Database Manager: Why Your Business Needs It

A database manager helps companies capture, store, and organize their data. This article explains the main points you should know about this type of program.

Data drives everyday decision-making to help companies complete tasks and achieve their goals. So this requires proper management, but the question is, how do you manage business data effectively to ensure fast decision-making and smooth workflows? Database management is the answer.

The database management system, also known by the acronym DBMS, makes it easy to store, organize and share data between different departments of your business. It pulls data from your business’s various tools, platforms, and applications and centralizes the storage so it can be easily searched and retrieved. It also eliminates risks such as data loss that delay or interrupt daily workflows.

This article is for you if your company works with data or faces daily database management challenges. In it, we explain a database management system and how you can use it to ensure data integrity and streamline the processes to manage it.

What Is A Database Manager?

A database management system is a platform that helps to store and organize data. It creates a single centralized data source that stakeholders can use in any department. It combines data manipulation, analysis, and reporting capabilities to ensure better use of the most critical data points.

The database manager interfaces between the company’s databases and its employees. The team can add, update, access, and delete information in the databases according to the levels of permission the company assigns to workers. The DBMS can be used to: 
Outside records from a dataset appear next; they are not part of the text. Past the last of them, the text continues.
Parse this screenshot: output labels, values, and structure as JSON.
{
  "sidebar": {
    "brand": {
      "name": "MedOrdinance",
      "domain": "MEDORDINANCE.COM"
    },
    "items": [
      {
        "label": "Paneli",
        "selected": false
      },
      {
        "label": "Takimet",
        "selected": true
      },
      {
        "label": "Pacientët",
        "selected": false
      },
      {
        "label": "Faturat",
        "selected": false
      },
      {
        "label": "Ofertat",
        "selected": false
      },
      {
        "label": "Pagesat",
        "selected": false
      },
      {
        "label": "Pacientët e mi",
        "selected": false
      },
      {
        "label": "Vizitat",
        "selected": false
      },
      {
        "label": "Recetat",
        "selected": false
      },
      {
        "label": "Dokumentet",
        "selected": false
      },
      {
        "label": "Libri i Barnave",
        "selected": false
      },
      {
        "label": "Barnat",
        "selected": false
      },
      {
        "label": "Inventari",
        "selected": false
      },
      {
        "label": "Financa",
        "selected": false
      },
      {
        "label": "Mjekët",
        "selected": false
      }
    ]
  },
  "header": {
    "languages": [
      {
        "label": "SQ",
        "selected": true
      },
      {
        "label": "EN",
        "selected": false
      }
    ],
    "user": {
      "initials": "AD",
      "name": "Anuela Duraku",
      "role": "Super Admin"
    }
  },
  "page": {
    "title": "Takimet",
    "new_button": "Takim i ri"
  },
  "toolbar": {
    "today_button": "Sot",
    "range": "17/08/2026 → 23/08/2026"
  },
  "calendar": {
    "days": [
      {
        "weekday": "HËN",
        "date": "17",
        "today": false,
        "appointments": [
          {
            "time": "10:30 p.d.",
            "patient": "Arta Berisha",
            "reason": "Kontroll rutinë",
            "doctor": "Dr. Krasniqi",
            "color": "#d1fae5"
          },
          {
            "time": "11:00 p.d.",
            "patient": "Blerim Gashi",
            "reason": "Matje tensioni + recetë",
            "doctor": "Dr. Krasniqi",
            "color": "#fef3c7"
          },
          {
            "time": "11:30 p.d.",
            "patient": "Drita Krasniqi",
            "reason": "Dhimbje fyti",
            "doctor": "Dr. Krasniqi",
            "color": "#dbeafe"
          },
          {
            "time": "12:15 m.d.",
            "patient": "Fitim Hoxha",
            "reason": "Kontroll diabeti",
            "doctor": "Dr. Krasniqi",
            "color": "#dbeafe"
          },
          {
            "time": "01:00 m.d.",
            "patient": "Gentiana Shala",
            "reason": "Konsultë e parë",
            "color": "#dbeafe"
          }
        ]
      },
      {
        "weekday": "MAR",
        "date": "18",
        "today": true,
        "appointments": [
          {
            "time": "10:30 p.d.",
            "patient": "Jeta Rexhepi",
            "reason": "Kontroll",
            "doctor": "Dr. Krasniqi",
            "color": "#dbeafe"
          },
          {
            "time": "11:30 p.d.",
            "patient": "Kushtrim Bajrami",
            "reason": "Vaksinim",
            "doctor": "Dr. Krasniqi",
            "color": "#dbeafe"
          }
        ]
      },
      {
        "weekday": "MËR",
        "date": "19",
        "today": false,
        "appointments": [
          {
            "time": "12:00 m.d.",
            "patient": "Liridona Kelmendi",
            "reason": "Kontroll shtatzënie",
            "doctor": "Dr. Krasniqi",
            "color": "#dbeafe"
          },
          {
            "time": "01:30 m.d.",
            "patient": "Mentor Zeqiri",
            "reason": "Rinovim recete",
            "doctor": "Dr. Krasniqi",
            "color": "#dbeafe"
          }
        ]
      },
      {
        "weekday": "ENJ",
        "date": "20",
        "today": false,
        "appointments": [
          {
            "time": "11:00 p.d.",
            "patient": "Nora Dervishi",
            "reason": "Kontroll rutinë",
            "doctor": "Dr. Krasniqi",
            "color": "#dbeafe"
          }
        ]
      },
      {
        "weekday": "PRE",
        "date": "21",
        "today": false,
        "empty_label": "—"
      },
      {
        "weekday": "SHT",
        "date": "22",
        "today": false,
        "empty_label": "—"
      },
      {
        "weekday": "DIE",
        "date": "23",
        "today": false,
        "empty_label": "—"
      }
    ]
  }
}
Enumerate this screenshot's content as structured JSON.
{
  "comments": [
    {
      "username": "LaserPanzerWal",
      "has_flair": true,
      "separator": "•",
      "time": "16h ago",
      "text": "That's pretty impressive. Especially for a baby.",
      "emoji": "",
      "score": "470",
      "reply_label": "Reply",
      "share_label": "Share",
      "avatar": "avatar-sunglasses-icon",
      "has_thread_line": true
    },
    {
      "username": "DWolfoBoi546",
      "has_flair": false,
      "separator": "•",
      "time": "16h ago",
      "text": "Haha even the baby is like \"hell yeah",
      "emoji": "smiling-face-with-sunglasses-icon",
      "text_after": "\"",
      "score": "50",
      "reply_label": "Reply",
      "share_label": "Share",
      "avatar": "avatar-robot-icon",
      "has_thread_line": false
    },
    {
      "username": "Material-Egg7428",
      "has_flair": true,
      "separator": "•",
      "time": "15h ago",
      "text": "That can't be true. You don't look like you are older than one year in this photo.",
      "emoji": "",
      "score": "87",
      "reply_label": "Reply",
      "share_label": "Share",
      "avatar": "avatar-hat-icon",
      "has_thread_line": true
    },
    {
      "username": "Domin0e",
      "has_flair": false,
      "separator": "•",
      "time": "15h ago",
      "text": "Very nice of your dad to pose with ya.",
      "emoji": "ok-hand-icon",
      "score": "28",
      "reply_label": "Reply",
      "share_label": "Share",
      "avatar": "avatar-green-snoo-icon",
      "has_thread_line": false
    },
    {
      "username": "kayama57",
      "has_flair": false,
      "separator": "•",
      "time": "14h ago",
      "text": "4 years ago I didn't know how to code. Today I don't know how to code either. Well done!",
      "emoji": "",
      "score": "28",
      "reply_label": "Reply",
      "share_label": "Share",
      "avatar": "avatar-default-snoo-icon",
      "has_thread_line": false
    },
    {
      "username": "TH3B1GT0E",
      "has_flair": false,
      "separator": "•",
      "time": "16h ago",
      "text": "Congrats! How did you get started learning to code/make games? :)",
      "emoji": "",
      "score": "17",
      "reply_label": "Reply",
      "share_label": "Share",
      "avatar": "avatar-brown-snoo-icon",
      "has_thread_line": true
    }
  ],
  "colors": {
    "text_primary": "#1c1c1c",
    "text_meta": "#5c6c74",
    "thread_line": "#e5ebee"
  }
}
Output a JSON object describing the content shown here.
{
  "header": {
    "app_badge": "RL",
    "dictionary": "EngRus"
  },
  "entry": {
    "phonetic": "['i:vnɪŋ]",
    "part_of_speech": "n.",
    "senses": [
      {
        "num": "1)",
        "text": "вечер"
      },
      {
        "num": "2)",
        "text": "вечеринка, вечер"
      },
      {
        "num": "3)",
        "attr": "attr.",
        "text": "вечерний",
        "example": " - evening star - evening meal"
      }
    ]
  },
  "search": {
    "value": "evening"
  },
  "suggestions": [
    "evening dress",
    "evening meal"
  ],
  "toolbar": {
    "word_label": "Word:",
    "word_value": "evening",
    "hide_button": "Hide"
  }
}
  • Data management: storing, managing, categorizing, and updating a company’s data;
  • Data retrieval: find specific data points using the search feature;
  • Queries: Run queries to perform specific actions, such as calculations;
  • Data replication: creating duplicate instances of data and using them as a distributed database among employees;
  • Data security: ensuring that data is protected from malicious attacks, unauthorized access, and accidents such as deleted data;
  • Data Conversion: Transferring data from one database to another, also known as data migration.

Why Implement A Database Management System?

Using a database management system has several benefits for companies that rely on data to do their jobs. 

This software can assist in managing structured data to ensure easier access and sharing. It also frees staff from performing time-consuming manual processing tasks like finding a specific data point and sharing it with employees.

Furthermore, the DBMS ensures that business information is only shared with interested parties – internally or externally. This helps to mitigate risks such as loss of information or unauthorized access.

Your business need for a database management system depends on how your employees use data. For example, some might use it for daily research (normal priority), while others might develop software tools (high priority). Keep these scenarios in mind when deciding whether or not to use this type of program.

Who Uses This Type Of System, And For What?

Below we share some examples of professionals who can use a database management system. Please note that these are just two examples and many other professionals for whom data is a top priority to accomplish tasks.

  • Application developers are professionals who interact with databases to develop applications and software tools. They mainly use an object-oriented database management system to write code and convert it to objects for better usability. Converting large code into smaller objects makes the process less confusing for application programmers, especially when checking the performance of developed applications.
  • Data Analysts: These professionals collect raw data from the company and organize it in a database. They primarily use SQL in a relational database management system to identify raw data, extract valuable insights, and convert that information into action points to impact business decision-making.

Also Read: Customer’s Profile From The Business Segmentation

Recent Articles

Related Stories